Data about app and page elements
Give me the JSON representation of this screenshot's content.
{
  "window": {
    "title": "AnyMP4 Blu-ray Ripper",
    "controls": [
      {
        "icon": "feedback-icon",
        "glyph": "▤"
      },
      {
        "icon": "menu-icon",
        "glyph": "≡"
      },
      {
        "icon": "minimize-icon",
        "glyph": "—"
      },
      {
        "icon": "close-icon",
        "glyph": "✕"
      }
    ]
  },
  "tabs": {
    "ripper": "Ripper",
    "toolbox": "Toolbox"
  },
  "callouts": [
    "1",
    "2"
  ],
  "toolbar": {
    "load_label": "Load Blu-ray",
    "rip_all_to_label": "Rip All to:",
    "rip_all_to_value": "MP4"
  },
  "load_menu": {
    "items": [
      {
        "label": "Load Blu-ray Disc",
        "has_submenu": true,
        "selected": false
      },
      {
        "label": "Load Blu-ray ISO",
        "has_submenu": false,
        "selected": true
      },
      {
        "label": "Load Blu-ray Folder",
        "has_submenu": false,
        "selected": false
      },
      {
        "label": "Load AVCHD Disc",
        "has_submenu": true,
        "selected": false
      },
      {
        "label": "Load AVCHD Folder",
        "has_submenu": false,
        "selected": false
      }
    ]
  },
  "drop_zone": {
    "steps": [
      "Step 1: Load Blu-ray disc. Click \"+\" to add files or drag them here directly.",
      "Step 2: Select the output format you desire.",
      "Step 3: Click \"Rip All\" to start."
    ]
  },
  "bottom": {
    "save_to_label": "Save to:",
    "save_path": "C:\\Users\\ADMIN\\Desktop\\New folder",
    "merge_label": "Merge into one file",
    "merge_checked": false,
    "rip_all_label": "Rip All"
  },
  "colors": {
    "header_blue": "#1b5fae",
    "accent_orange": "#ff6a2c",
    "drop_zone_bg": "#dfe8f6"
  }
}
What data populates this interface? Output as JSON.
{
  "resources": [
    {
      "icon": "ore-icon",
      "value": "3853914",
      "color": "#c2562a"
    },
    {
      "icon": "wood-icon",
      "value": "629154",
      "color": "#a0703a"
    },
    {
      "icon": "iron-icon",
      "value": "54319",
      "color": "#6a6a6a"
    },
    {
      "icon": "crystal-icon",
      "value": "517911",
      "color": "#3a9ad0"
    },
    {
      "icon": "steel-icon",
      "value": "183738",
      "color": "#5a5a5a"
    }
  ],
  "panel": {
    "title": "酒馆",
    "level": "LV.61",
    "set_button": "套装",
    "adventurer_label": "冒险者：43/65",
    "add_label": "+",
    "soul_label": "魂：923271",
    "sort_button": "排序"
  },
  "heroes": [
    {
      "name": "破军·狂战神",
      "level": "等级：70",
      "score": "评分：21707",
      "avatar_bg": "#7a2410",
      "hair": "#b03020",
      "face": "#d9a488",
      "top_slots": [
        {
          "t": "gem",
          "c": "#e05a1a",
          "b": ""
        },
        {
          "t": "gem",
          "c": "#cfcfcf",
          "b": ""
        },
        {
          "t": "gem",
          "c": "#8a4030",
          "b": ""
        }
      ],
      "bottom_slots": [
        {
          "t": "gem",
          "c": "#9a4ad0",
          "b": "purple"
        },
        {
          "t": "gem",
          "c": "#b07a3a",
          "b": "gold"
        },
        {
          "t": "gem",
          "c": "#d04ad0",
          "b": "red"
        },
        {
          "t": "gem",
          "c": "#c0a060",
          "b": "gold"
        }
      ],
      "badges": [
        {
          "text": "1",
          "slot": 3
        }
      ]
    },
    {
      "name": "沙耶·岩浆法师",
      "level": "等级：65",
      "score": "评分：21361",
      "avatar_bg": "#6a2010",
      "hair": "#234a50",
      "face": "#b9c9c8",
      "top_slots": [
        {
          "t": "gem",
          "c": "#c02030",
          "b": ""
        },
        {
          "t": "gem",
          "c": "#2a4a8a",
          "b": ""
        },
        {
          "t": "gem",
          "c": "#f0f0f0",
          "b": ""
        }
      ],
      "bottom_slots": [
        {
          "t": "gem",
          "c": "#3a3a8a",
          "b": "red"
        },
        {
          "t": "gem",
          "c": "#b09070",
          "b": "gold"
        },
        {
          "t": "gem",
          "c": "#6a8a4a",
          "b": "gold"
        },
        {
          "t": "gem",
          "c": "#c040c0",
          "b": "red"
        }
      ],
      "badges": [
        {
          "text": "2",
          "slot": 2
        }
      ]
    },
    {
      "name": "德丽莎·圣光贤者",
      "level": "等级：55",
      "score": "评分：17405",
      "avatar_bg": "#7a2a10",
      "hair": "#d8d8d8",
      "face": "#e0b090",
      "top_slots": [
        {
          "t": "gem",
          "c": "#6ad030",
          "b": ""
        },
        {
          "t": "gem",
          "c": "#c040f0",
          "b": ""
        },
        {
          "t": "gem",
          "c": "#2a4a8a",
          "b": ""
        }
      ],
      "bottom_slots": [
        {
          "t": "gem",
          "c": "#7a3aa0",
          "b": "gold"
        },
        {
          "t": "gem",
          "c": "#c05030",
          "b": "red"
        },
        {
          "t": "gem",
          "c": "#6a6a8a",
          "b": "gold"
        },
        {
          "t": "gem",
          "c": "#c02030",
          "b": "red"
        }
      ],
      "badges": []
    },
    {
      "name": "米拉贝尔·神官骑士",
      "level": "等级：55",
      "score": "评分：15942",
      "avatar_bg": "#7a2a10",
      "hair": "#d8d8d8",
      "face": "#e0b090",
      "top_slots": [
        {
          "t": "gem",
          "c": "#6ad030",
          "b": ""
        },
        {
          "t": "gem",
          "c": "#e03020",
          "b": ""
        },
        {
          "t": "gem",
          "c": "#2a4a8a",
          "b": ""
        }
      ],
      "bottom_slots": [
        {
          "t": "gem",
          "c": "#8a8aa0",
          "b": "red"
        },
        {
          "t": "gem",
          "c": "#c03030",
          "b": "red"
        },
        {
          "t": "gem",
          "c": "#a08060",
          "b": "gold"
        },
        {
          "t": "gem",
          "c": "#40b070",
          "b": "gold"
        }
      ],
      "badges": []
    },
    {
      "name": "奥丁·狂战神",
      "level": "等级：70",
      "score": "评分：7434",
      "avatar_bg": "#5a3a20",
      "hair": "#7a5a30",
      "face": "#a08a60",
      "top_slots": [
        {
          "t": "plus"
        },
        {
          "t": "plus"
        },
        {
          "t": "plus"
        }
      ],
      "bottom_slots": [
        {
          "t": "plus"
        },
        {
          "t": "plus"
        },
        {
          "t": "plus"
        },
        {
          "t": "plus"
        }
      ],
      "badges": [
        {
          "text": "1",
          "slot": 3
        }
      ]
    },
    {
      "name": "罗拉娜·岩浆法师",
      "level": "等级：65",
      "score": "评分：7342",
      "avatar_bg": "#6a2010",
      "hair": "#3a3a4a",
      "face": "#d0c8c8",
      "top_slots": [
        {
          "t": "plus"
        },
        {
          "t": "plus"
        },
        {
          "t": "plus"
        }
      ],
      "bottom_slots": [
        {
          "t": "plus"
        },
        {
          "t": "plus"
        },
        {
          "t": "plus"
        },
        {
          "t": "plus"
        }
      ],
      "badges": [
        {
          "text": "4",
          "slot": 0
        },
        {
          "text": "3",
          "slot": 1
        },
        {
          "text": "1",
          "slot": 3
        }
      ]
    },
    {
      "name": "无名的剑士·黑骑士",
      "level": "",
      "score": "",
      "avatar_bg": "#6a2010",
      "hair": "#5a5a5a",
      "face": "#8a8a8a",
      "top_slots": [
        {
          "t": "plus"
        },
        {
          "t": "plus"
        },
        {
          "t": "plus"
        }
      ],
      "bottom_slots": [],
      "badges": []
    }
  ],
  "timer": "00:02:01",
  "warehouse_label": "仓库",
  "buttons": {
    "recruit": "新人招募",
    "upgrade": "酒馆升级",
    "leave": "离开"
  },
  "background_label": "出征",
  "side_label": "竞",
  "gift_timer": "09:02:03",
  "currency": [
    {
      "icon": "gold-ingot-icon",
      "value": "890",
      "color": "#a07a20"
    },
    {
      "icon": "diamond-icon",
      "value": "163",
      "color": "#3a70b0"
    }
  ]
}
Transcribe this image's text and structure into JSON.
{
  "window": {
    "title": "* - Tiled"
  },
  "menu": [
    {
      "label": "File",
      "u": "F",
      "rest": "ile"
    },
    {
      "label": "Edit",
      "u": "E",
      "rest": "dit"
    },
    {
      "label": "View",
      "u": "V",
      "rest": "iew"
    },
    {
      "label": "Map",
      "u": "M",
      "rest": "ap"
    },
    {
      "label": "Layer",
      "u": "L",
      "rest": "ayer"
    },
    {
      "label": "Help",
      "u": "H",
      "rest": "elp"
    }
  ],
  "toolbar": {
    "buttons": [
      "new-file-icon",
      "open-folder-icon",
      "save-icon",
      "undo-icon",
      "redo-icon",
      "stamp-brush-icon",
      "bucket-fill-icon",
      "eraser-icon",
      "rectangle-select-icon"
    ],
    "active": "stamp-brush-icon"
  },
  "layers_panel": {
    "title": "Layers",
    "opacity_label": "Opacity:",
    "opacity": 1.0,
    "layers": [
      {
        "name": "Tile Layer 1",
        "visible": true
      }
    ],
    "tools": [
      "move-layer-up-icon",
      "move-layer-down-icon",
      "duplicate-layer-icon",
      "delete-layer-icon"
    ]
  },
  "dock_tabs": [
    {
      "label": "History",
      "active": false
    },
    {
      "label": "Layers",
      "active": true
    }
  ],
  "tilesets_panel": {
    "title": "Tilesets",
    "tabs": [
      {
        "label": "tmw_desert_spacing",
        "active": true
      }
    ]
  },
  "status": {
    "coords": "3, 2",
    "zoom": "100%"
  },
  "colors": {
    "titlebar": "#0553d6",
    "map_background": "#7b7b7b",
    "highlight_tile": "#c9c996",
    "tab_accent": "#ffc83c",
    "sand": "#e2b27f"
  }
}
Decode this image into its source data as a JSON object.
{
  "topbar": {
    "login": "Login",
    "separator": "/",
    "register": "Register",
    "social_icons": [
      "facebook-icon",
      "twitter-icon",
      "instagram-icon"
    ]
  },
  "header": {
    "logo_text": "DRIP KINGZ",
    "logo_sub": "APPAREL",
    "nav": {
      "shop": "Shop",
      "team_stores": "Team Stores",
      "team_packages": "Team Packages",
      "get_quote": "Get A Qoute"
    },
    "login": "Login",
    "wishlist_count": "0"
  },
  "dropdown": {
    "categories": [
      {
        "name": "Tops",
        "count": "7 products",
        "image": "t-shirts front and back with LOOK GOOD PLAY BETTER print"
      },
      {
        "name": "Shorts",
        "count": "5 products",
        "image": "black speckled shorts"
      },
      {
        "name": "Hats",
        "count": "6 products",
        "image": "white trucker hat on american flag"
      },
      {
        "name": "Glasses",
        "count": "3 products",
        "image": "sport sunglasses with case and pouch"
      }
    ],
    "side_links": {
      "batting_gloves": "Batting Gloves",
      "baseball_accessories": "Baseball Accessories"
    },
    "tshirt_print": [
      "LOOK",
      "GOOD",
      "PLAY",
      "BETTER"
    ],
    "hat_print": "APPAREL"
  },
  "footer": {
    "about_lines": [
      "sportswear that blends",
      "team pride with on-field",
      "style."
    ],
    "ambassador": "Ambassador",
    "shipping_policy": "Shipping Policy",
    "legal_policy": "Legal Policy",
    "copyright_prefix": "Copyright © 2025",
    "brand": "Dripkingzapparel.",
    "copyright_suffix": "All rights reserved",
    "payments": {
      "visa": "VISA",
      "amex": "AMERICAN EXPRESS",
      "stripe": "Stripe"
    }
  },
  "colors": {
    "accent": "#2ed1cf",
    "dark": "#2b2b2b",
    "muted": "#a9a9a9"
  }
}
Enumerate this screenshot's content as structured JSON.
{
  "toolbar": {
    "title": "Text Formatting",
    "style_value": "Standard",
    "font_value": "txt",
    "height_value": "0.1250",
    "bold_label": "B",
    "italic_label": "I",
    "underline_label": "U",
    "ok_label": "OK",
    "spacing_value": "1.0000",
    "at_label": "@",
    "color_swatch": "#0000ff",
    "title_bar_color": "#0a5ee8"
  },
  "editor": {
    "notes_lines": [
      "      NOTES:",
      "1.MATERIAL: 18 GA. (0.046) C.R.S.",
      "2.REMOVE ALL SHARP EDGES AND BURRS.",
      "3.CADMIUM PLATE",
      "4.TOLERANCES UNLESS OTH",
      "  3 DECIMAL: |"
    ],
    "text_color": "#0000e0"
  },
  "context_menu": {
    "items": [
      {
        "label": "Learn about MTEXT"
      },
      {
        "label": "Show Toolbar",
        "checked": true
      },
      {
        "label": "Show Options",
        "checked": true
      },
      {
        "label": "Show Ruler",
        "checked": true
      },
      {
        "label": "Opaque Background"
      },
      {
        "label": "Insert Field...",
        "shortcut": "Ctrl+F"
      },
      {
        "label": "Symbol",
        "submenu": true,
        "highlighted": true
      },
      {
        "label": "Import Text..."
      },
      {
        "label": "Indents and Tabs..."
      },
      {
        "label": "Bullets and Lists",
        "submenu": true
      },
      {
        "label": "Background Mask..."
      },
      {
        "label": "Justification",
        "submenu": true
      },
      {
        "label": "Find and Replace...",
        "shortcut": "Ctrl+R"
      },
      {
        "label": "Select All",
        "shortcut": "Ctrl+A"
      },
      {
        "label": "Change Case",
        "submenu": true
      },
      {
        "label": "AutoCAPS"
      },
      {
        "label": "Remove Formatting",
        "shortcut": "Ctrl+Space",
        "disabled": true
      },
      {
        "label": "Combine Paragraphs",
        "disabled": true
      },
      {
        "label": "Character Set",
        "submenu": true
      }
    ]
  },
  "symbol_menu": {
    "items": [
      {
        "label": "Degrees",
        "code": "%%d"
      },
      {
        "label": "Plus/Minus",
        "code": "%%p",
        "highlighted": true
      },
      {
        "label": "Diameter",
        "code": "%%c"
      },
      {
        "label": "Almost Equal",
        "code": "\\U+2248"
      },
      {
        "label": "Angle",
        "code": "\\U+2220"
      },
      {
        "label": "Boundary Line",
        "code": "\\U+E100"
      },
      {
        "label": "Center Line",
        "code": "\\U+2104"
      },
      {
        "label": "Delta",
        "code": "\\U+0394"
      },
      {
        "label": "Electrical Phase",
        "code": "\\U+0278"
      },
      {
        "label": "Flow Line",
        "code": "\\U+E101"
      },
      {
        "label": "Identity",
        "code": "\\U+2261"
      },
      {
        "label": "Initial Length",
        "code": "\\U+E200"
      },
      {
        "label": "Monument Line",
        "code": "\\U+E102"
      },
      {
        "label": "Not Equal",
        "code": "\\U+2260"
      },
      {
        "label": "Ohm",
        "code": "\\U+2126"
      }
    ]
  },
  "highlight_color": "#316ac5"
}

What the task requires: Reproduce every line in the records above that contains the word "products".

Answer section:
        "count": "7 products",
        "count": "5 products",
        "count": "6 products",
        "count": "3 products",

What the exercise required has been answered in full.